+++ EXERCISE INPUTS

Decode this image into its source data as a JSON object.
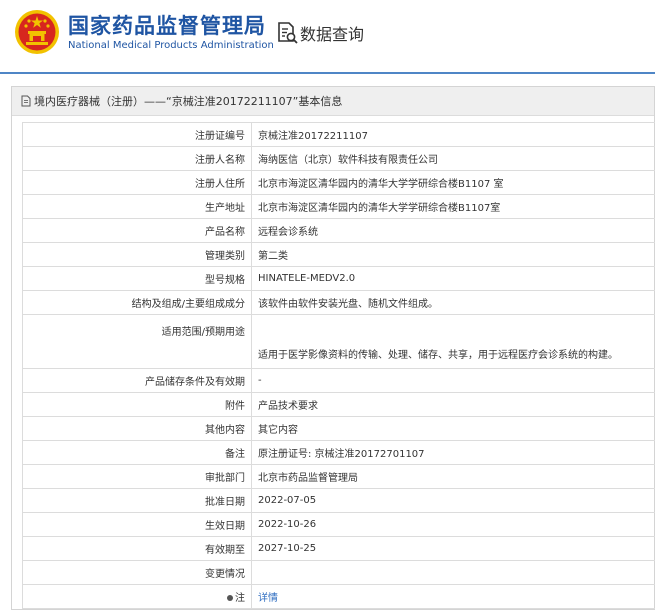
{
  "header": {
    "org_name_cn": "国家药品监督管理局",
    "org_name_en": "National Medical Products Administration",
    "query_title": "数据查询"
  },
  "panel": {
    "title": "境内医疗器械（注册）——“京械注准20172211107”基本信息"
  },
  "rows": [
    {
      "label": "注册证编号",
      "value": "京械注准20172211107"
    },
    {
      "label": "注册人名称",
      "value": "海纳医信（北京）软件科技有限责任公司"
    },
    {
      "label": "注册人住所",
      "value": "北京市海淀区清华园内的清华大学学研综合楼B1107 室"
    },
    {
      "label": "生产地址",
      "value": "北京市海淀区清华园内的清华大学学研综合楼B1107室"
    },
    {
      "label": "产品名称",
      "value": "远程会诊系统"
    },
    {
      "label": "管理类别",
      "value": "第二类"
    },
    {
      "label": "型号规格",
      "value": "HINATELE-MEDV2.0"
    },
    {
      "label": "结构及组成/主要组成成分",
      "value": "该软件由软件安装光盘、随机文件组成。"
    },
    {
      "label": "适用范围/预期用途",
      "value": "适用于医学影像资料的传输、处理、储存、共享，用于远程医疗会诊系统的构建。"
    },
    {
      "label": "产品储存条件及有效期",
      "value": "-"
    },
    {
      "label": "附件",
      "value": "产品技术要求"
    },
    {
      "label": "其他内容",
      "value": "其它内容"
    },
    {
      "label": "备注",
      "value": "原注册证号: 京械注准20172701107"
    },
    {
      "label": "审批部门",
      "value": "北京市药品监督管理局"
    },
    {
      "label": "批准日期",
      "value": "2022-07-05"
    },
    {
      "label": "生效日期",
      "value": "2022-10-26"
    },
    {
      "label": "有效期至",
      "value": "2027-10-25"
    },
    {
      "label": "变更情况",
      "value": ""
    },
    {
      "label": "注",
      "value": "详情"
    }
  ],
  "colors": {
    "brand_blue": "#1f55a3",
    "emblem_red": "#d7261e",
    "emblem_gold": "#f2c200",
    "link_blue": "#2d6cc0"
  },
  "icons": {
    "emblem": "national-emblem-icon",
    "query": "document-search-icon",
    "panel": "document-icon",
    "note": "dot-icon"
  }
}
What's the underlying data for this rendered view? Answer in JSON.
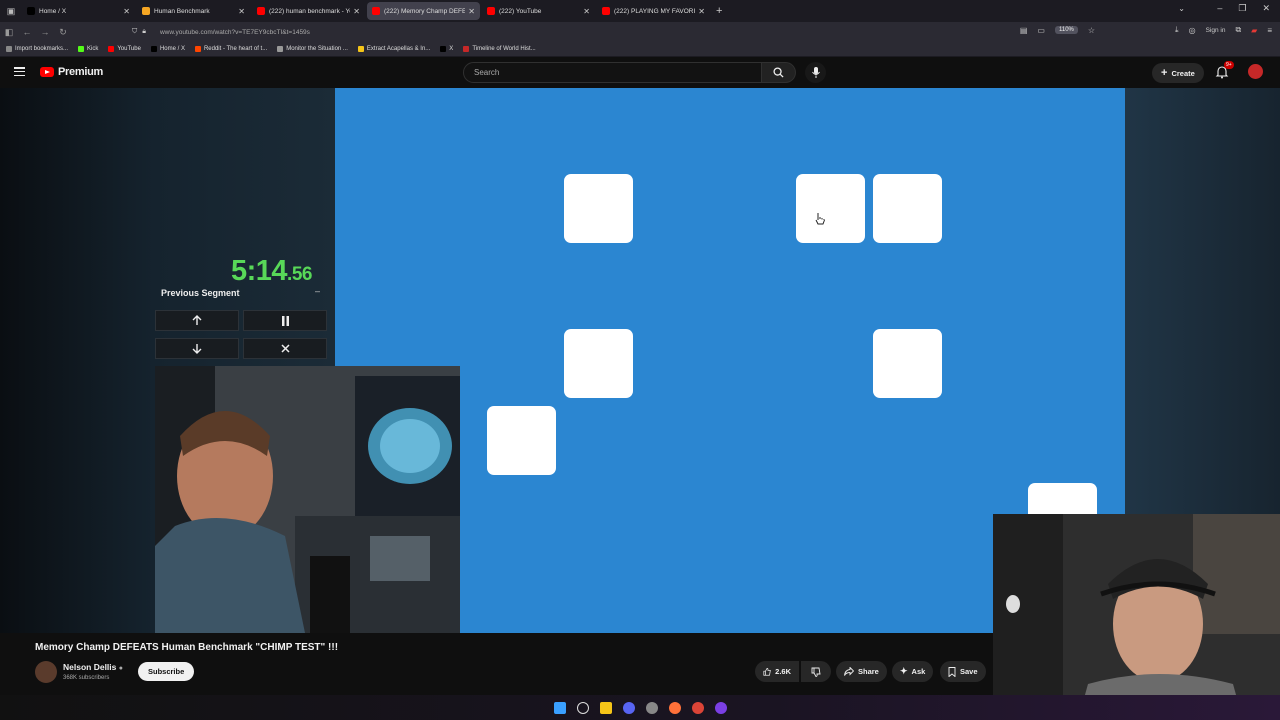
{
  "browser": {
    "tabs": [
      {
        "title": "Home / X",
        "color": "#000000",
        "active": false
      },
      {
        "title": "Human Benchmark",
        "color": "#f5a623",
        "active": false
      },
      {
        "title": "(222) human benchmark - YouT",
        "color": "#ff0000",
        "active": false
      },
      {
        "title": "(222) Memory Champ DEFE",
        "color": "#ff0000",
        "active": true
      },
      {
        "title": "(222) YouTube",
        "color": "#ff0000",
        "active": false
      },
      {
        "title": "(222) PLAYING MY FAVORI",
        "color": "#ff0000",
        "active": false
      }
    ],
    "url": "www.youtube.com/watch?v=TE7EY9cbcTI&t=1459s",
    "zoom": "110%",
    "sign_in": "Sign in",
    "bookmarks": [
      {
        "label": "Import bookmarks...",
        "color": "#888888"
      },
      {
        "label": "Kick",
        "color": "#53fc18"
      },
      {
        "label": "YouTube",
        "color": "#ff0000"
      },
      {
        "label": "Home / X",
        "color": "#000000"
      },
      {
        "label": "Reddit - The heart of t...",
        "color": "#ff4500"
      },
      {
        "label": "Monitor the Situation ...",
        "color": "#999999"
      },
      {
        "label": "Extract Acapellas & In...",
        "color": "#f5c518"
      },
      {
        "label": "X",
        "color": "#000000"
      },
      {
        "label": "Timeline of World Hist...",
        "color": "#c62828"
      }
    ]
  },
  "youtube": {
    "logo_text": "Premium",
    "search_placeholder": "Search",
    "create_label": "Create",
    "notification_badge": "9+"
  },
  "overlay": {
    "timer_main": "5:14",
    "timer_fraction": ".56",
    "segment_label": "Previous Segment",
    "segment_dash": "–",
    "buttons": [
      "up",
      "pause",
      "down",
      "close"
    ]
  },
  "game": {
    "background": "#2b86d1",
    "tile_count": 7
  },
  "video": {
    "title": "Memory Champ DEFEATS Human Benchmark \"CHIMP TEST\" !!!",
    "channel": "Nelson Dellis",
    "subscribers": "368K subscribers",
    "subscribe_label": "Subscribe",
    "likes": "2.6K",
    "share_label": "Share",
    "ask_label": "Ask",
    "save_label": "Save"
  }
}
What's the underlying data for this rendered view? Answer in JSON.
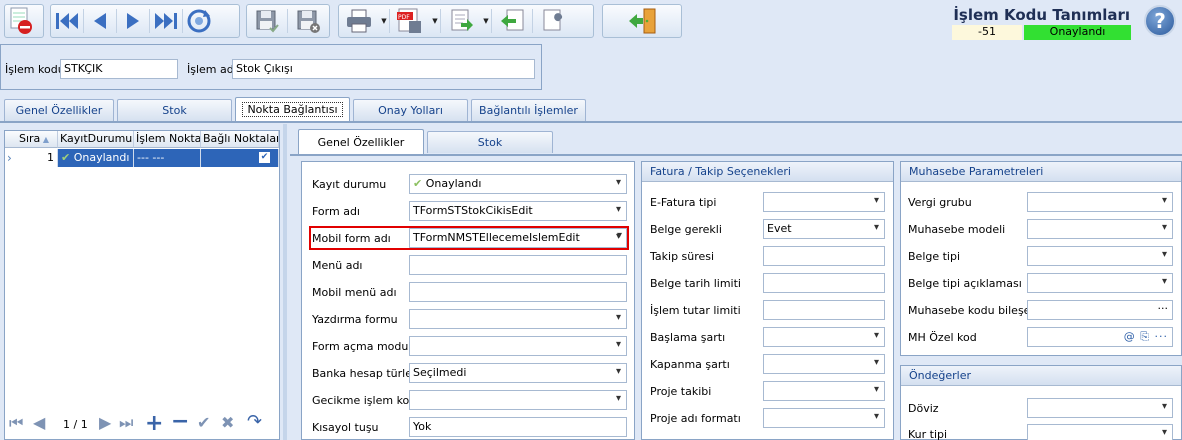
{
  "toolbar": {
    "buttons": [
      "delete-record",
      "first-record",
      "previous-record",
      "next-record",
      "last-record",
      "refresh",
      "save",
      "save-and-close",
      "print",
      "pdf",
      "import-export",
      "back",
      "tools",
      "exit"
    ]
  },
  "header": {
    "title": "İşlem Kodu Tanımları",
    "code_value": "-51",
    "status": "Onaylandı",
    "status_color": "#32e032",
    "help": "?"
  },
  "form": {
    "islem_kodu_label": "İşlem kodu",
    "islem_kodu_value": "STKÇIK",
    "islem_adi_label": "İşlem adı",
    "islem_adi_value": "Stok Çıkışı"
  },
  "tabs": [
    "Genel Özellikler",
    "Stok",
    "Nokta Bağlantısı",
    "Onay Yolları",
    "Bağlantılı İşlemler"
  ],
  "grid": {
    "columns": [
      "Sıra",
      "KayıtDurumu",
      "İşlem Noktası",
      "Bağlı Noktalar"
    ],
    "row": {
      "sira": "1",
      "durum": "Onaylandı",
      "islem_noktasi": "--- ---",
      "bagli": "checked"
    }
  },
  "pager": {
    "text": "1 / 1"
  },
  "subtabs": [
    "Genel Özellikler",
    "Stok"
  ],
  "genel": {
    "rows": [
      {
        "label": "Kayıt durumu",
        "value": "Onaylandı",
        "type": "combo",
        "icon": "check"
      },
      {
        "label": "Form adı",
        "value": "TFormSTStokCikisEdit",
        "type": "combo"
      },
      {
        "label": "Mobil form adı",
        "value": "TFormNMSTEllecemeIslemEdit",
        "type": "combo",
        "highlight": true
      },
      {
        "label": "Menü adı",
        "value": "",
        "type": "text"
      },
      {
        "label": "Mobil menü adı",
        "value": "",
        "type": "text"
      },
      {
        "label": "Yazdırma formu",
        "value": "",
        "type": "combo"
      },
      {
        "label": "Form açma modu",
        "value": "",
        "type": "combo"
      },
      {
        "label": "Banka hesap türleri",
        "value": "Seçilmedi",
        "type": "combo"
      },
      {
        "label": "Gecikme işlem kodu",
        "value": "",
        "type": "combo"
      },
      {
        "label": "Kısayol tuşu",
        "value": "Yok",
        "type": "text"
      }
    ]
  },
  "fatura": {
    "title": "Fatura / Takip Seçenekleri",
    "rows": [
      {
        "label": "E-Fatura tipi",
        "value": "",
        "type": "combo"
      },
      {
        "label": "Belge gerekli",
        "value": "Evet",
        "type": "combo"
      },
      {
        "label": "Takip süresi",
        "value": "",
        "type": "text"
      },
      {
        "label": "Belge tarih limiti",
        "value": "",
        "type": "text"
      },
      {
        "label": "İşlem tutar limiti",
        "value": "",
        "type": "text"
      },
      {
        "label": "Başlama şartı",
        "value": "",
        "type": "combo"
      },
      {
        "label": "Kapanma şartı",
        "value": "",
        "type": "combo"
      },
      {
        "label": "Proje takibi",
        "value": "",
        "type": "combo"
      },
      {
        "label": "Proje adı formatı",
        "value": "",
        "type": "combo"
      }
    ]
  },
  "muhasebe": {
    "title": "Muhasebe Parametreleri",
    "rows": [
      {
        "label": "Vergi grubu",
        "value": "",
        "type": "combo"
      },
      {
        "label": "Muhasebe modeli",
        "value": "",
        "type": "combo"
      },
      {
        "label": "Belge tipi",
        "value": "",
        "type": "combo"
      },
      {
        "label": "Belge tipi açıklaması",
        "value": "",
        "type": "combo"
      },
      {
        "label": "Muhasebe kodu bileşeni",
        "value": "",
        "type": "dots"
      },
      {
        "label": "MH Özel kod",
        "value": "",
        "type": "special"
      }
    ]
  },
  "ondeger": {
    "title": "Öndeğerler",
    "rows": [
      {
        "label": "Döviz",
        "value": "",
        "type": "combo"
      },
      {
        "label": "Kur tipi",
        "value": "",
        "type": "combo"
      }
    ]
  }
}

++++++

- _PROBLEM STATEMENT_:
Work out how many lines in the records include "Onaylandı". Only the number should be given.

- _WRITTEN SOLUTION_:
3